    Evidence
    Creator Insights

    Advice

    • Consider early non-invasive ventilation and/or ICU care in patients with higher in-hospital mortality.
    • May predict the need for mechanical ventilation within 48 hours, and these patients should be considered for higher level of care to provide non-invasive and/or invasive ventilation.
    • There may be a role for early discharge or observation in lower BAP-65 classes.

    Management

    Was not studied to dictate management or treatment options. The score should not replace clinical judgment regarding workup, diagnosis, or treatment.

    Critical Actions

    • Should only be used in patients presenting to the ED with a primary diagnosis of an acute COPD exacerbation, not in the outpatient setting or in patients whose COPD is stable.
    • BAP-65 class V have the highest risk of in-hospital mortality and need for mechanical ventilation, and these patients should be closely monitored.

    Formula

    Addition of the selected points, then class assigned by age:

     

    0 points

    1 point

    BUN ≥25 mg/dL (8.9 mmol/L)

    No

    Yes

    Altered mental status*

    No

    Yes

    Pulse ≥109 beats/min

    No

    Yes

    Class

    BAP

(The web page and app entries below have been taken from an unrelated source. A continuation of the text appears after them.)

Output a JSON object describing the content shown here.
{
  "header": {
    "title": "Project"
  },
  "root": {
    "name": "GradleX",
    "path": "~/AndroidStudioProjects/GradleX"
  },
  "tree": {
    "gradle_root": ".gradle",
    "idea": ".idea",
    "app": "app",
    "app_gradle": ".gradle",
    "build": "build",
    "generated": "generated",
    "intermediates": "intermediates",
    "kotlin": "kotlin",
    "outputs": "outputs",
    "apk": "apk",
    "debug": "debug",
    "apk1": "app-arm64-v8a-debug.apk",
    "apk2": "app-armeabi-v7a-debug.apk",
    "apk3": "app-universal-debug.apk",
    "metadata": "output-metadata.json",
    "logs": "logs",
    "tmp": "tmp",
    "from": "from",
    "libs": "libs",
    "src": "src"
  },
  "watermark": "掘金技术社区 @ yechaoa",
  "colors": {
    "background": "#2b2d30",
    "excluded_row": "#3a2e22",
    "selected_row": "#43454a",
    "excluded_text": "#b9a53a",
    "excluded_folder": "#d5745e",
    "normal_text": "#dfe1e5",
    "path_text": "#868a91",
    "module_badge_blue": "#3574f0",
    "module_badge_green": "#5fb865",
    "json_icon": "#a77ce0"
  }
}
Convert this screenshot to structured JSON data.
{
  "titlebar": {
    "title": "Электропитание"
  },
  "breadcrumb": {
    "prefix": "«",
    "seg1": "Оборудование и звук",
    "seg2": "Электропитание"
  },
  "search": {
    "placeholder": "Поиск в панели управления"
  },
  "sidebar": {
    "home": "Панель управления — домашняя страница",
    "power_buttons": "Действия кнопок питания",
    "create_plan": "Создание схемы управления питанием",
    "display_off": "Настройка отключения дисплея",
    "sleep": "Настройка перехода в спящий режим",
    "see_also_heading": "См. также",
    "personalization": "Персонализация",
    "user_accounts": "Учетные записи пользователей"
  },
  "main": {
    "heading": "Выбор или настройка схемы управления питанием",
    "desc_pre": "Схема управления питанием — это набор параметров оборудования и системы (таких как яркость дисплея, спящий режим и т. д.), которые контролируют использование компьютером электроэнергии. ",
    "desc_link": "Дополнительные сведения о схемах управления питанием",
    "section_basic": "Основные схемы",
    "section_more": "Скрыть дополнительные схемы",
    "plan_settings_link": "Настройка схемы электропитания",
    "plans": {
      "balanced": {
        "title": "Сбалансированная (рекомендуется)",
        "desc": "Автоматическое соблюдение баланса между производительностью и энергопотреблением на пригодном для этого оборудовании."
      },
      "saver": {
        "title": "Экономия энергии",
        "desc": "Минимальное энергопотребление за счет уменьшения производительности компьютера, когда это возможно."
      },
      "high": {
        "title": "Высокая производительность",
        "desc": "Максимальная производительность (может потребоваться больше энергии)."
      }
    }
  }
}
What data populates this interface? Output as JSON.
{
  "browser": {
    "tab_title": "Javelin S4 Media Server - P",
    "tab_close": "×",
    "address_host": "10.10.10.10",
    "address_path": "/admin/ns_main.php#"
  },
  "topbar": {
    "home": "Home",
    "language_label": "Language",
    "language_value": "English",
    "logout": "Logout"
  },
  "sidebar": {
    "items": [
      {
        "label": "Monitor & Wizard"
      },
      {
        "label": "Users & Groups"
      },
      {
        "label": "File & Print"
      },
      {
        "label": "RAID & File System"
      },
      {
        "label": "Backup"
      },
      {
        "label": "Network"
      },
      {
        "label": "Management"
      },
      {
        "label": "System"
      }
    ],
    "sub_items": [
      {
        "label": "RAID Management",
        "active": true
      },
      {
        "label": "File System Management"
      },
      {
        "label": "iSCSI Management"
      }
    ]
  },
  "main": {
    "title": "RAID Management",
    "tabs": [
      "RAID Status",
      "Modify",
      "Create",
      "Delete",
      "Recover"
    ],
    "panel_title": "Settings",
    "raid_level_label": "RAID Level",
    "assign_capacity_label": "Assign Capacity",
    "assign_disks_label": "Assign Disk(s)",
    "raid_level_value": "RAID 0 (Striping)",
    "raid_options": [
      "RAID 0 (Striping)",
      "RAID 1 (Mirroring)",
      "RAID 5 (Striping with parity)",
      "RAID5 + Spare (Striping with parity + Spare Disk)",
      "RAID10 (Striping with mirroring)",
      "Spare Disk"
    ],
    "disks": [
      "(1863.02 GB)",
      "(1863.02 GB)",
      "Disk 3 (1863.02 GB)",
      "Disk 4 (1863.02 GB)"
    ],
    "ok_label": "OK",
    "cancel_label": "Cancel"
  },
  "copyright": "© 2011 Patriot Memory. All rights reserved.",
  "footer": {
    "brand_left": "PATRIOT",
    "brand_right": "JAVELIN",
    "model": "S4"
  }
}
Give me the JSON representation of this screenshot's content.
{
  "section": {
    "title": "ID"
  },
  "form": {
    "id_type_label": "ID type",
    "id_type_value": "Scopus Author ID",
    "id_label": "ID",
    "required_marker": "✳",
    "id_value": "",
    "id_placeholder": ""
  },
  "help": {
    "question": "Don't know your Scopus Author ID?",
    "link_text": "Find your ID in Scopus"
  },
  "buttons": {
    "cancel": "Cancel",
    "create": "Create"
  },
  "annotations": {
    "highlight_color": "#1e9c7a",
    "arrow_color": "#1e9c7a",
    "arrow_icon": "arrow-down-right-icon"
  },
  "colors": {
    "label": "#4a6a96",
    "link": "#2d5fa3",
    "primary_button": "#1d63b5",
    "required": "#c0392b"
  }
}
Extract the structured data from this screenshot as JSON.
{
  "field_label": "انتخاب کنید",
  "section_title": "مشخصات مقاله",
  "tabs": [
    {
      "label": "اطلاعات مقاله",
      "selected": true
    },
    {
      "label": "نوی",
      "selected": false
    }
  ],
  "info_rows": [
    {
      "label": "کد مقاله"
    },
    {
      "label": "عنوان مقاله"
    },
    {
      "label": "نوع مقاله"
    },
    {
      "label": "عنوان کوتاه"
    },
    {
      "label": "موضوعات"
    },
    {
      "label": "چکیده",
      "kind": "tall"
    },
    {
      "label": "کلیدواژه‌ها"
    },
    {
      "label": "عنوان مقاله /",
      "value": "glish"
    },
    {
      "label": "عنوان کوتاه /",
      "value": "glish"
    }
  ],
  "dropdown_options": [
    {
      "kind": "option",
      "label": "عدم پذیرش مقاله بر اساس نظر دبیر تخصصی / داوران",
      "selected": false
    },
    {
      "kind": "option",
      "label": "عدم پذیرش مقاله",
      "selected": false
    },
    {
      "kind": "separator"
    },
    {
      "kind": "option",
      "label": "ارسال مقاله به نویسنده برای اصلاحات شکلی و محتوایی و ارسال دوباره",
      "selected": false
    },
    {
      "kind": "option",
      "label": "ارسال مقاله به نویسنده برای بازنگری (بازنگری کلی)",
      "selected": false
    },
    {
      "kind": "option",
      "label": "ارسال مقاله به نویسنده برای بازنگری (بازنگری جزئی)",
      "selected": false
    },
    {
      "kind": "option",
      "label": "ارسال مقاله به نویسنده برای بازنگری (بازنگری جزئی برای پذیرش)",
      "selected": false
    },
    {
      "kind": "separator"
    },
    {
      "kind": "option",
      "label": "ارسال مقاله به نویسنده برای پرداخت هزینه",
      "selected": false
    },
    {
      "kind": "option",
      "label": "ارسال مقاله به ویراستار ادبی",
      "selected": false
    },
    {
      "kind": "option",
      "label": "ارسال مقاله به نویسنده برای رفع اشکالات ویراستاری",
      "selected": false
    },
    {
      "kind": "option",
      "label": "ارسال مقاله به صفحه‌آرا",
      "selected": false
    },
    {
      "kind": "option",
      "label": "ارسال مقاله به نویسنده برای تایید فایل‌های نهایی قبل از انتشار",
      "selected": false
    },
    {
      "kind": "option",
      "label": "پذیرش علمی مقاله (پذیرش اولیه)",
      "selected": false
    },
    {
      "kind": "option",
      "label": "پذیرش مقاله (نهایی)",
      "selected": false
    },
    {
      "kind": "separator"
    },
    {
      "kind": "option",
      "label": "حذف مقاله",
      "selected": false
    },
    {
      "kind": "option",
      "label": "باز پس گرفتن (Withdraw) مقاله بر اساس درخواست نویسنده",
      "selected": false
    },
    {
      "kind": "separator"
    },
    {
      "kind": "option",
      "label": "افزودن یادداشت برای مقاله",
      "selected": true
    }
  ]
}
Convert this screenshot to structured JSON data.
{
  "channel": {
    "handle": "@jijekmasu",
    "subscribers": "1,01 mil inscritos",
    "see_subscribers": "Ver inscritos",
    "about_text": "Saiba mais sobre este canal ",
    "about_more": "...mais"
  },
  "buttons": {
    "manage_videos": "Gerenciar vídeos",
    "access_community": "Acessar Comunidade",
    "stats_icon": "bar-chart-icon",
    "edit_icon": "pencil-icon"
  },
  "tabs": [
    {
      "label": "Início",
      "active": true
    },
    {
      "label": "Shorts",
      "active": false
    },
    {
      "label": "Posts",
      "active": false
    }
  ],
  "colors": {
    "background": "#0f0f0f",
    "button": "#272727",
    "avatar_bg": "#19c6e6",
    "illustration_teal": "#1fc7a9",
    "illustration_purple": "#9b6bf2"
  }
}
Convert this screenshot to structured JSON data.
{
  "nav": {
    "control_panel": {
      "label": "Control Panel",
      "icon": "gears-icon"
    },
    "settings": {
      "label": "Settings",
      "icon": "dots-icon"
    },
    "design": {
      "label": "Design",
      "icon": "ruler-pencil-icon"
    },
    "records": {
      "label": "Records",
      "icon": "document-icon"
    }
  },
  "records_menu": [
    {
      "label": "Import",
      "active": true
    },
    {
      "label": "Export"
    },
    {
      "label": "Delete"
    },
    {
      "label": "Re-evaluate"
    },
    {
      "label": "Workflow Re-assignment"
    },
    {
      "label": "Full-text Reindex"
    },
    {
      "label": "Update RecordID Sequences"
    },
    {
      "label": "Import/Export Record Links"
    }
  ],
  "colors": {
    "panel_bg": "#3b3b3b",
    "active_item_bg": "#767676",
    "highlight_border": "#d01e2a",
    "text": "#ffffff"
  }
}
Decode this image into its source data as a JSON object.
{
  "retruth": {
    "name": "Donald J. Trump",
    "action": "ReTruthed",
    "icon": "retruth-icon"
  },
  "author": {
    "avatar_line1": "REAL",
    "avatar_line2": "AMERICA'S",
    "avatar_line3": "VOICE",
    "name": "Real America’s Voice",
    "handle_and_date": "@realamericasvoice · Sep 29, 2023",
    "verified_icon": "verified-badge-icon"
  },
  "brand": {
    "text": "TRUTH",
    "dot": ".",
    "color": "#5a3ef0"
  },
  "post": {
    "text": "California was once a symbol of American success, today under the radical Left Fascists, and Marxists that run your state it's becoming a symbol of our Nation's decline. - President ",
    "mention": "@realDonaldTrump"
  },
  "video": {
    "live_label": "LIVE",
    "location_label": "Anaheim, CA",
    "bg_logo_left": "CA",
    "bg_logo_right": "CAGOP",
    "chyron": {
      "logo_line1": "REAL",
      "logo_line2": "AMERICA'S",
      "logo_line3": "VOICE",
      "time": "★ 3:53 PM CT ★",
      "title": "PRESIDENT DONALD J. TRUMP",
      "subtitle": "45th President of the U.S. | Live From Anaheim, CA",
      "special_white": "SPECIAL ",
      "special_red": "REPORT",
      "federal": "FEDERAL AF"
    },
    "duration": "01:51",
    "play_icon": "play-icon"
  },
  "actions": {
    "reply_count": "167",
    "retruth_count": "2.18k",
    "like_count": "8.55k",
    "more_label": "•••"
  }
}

    Age

    I

    0

    <65 years

    II

    0

    ≥65 years

    III

    1

    Any age

    IV

    2

    Any age

    V

    3

    Any age

    *Initial GCS<14, or disorientation, stupor, or coma as determined by physician.

    Facts & Figures

    Interpretation:

    BAP-65 Class

    In-hospital mortality

    Need for mechanical ventilation within 48 hours

    Recommendation

    I

    0.3%

    0.3%

    Routine management of COPD exacerbation

    II

    1.0%

    0.2%

    III

    2.2%

    1.2%

    Consider early non-invasive ventilation and/or ICU care

    IV

    6.4%

    5.5%

    V

    14.1%

    12.4%

    Data from validation cohort in Tabak 2009.

    Evidence Appraisal

    The original BAP-65 Score was derived by examining a cohort of 88,074 patients from the Cardinal Health Clinical Outcomes Research Database. Patients studied were >40 years of age, with a primary/principal discharge diagnosis of acute exacerbation of COPD (using ICD-9 codes). Patients with a primary diagnosis of acute respiratory failure and secondary diagnoses of acute exacerbation of COPD were excluded. The authors selected four variables with the highest discriminative power for mortality to create the BAP-65 Score. The original study was internally validated, and a separate cohort in the same database was used as an additional validation.

    The BAP-65 was also externally validated in a retrospective cohort of 34,669 patients using a different database than the original study. In the external validation, patients with a primary diagnosis of acute respiratory failure were also included (in the original study, these patients were excluded). The external validation found that BAP-65 correlates well with in-hospital mortality, need for mechanical ventilation, length of stay, and cost.

    Dr. Andrew Shorr

    About the Creator

    Andrew Shorr, MD, MPH, is an associate director of pulmonary and critical care medicine and the chief of the Pulmonary Clinic at MedStar Washington Hospital Center in Washington, DC. Dr. Shorr's research interests include resistant pathogens and healthcare-associated bacteremia, and he has published more than 140 original studies.

    To view Dr. Andrew Shorr's publications, visit PubMed

    Content Contributors
    • Akhil Khosla, MD
    • Robyn Scatena, MD